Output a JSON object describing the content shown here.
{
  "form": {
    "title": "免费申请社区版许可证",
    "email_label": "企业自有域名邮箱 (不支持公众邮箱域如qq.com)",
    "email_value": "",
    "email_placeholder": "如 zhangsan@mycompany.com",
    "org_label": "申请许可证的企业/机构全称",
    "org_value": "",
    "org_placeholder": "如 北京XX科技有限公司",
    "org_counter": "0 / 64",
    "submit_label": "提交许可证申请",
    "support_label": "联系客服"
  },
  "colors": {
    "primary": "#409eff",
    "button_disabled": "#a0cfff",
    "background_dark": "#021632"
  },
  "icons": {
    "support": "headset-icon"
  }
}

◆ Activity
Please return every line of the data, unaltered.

◆ Answer for the task
Output a JSON object describing the content shown here.
{
  "form": {
    "title": "免费申请社区版许可证",
    "email_label": "企业自有域名邮箱 (不支持公众邮箱域如qq.com)",
    "email_value": "",
    "email_placeholder": "如 zhangsan@mycompany.com",
    "org_label": "申请许可证的企业/机构全称",
    "org_value": "",
    "org_placeholder": "如 北京XX科技有限公司",
    "org_counter": "0 / 64",
    "submit_label": "提交许可证申请",
    "support_label": "联系客服"
  },
  "colors": {
    "primary": "#409eff",
    "button_disabled": "#a0cfff",
    "background_dark": "#021632"
  },
  "icons": {
    "support": "headset-icon"
  }
}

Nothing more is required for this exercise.